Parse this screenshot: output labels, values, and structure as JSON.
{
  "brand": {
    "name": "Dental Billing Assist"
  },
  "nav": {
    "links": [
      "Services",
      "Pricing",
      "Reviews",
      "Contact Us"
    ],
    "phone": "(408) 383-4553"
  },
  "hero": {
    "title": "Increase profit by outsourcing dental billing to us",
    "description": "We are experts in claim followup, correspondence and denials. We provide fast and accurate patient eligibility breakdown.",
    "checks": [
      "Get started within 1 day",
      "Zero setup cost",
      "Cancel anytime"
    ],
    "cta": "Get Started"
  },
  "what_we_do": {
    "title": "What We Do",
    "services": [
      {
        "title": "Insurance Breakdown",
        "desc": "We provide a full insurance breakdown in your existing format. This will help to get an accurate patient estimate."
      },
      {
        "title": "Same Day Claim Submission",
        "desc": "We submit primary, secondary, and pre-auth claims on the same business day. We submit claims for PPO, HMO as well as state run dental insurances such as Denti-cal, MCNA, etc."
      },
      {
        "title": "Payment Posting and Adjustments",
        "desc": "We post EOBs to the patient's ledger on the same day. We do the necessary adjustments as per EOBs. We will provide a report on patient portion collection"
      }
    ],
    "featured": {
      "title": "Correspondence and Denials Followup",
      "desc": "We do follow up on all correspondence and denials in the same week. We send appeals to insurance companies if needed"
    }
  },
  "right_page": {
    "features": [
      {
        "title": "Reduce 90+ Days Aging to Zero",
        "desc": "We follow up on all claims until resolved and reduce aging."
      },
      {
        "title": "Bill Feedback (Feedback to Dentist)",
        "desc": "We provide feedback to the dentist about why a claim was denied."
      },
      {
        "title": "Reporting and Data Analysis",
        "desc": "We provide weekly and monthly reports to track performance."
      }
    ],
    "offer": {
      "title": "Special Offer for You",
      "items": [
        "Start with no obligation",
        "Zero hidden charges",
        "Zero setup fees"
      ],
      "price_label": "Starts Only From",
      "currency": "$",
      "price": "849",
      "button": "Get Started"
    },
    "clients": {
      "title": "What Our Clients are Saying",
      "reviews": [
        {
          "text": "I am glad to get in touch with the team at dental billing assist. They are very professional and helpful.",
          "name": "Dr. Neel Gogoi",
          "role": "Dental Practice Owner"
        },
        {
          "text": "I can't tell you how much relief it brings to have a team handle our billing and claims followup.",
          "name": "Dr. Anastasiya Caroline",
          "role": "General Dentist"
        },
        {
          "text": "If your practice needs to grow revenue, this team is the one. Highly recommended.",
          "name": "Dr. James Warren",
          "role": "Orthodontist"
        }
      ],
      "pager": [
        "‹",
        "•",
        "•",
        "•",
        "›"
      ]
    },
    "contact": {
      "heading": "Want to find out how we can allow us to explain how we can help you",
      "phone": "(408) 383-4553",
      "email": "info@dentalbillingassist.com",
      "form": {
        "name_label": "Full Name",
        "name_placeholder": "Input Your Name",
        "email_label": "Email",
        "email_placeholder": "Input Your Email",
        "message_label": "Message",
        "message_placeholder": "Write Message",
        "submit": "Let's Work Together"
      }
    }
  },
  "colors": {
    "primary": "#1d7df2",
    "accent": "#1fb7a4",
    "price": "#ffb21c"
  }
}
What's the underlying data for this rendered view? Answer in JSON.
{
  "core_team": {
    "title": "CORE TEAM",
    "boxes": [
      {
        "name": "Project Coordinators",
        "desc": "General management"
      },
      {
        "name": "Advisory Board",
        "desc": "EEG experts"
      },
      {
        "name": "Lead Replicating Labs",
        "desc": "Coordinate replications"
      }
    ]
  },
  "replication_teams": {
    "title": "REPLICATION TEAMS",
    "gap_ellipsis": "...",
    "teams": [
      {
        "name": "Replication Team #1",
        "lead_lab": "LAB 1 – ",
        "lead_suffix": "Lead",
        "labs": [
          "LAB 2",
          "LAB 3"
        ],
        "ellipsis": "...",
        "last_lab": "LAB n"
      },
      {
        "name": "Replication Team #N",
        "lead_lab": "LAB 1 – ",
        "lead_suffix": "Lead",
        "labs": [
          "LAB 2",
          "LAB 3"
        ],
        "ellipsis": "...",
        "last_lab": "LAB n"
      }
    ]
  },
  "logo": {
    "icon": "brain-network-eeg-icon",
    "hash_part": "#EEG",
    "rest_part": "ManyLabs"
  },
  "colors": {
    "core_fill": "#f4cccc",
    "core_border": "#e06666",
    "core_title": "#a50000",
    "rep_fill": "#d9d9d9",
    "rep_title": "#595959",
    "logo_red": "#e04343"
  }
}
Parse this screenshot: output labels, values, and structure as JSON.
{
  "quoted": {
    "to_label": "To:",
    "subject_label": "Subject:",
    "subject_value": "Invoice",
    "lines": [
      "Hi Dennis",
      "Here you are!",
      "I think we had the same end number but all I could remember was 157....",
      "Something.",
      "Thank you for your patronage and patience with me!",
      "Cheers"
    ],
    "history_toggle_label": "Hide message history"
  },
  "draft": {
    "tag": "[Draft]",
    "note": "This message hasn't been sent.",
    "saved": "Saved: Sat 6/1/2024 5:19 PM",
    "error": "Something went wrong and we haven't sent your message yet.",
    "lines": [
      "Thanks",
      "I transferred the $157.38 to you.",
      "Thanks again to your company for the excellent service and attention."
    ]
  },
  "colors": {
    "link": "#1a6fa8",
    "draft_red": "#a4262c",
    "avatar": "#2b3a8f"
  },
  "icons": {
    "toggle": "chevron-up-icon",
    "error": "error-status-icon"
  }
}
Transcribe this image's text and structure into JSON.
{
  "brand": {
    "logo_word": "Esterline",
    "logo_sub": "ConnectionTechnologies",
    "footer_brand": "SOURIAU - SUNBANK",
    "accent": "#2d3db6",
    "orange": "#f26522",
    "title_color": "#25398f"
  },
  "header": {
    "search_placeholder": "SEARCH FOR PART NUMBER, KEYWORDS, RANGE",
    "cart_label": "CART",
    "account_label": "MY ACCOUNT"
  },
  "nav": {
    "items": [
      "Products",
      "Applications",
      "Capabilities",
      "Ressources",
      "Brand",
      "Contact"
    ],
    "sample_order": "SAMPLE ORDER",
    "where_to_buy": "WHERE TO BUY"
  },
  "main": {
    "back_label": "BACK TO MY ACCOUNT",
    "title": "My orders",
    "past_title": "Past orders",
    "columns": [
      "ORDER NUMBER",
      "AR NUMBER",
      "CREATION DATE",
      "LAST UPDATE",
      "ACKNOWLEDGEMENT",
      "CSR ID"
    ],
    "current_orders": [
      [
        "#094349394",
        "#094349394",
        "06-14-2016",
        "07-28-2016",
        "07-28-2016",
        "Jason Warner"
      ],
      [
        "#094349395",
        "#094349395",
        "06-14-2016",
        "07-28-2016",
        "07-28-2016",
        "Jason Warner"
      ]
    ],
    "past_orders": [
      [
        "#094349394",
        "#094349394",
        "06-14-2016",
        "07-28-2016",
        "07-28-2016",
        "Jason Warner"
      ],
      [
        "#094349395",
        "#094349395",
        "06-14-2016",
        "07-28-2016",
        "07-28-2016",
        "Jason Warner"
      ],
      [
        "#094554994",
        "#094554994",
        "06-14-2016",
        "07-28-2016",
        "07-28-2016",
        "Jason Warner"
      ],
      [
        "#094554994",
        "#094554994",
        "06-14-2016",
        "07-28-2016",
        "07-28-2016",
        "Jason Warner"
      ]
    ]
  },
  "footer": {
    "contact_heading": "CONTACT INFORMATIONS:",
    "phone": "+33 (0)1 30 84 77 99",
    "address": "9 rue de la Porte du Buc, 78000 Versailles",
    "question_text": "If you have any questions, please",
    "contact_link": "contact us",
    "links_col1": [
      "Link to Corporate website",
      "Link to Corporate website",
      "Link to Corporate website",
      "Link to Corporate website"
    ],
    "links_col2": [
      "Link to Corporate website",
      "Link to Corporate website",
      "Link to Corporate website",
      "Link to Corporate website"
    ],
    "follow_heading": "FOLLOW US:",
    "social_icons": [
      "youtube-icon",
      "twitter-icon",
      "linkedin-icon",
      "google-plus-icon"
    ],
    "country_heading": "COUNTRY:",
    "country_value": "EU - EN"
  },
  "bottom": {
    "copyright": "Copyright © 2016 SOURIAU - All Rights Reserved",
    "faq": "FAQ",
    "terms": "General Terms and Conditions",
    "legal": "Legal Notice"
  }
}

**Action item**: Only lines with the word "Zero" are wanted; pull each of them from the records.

**Solution to this exercise**:
      "Zero setup cost",
        "title": "Reduce 90+ Days Aging to Zero",
        "Zero hidden charges",
        "Zero setup fees"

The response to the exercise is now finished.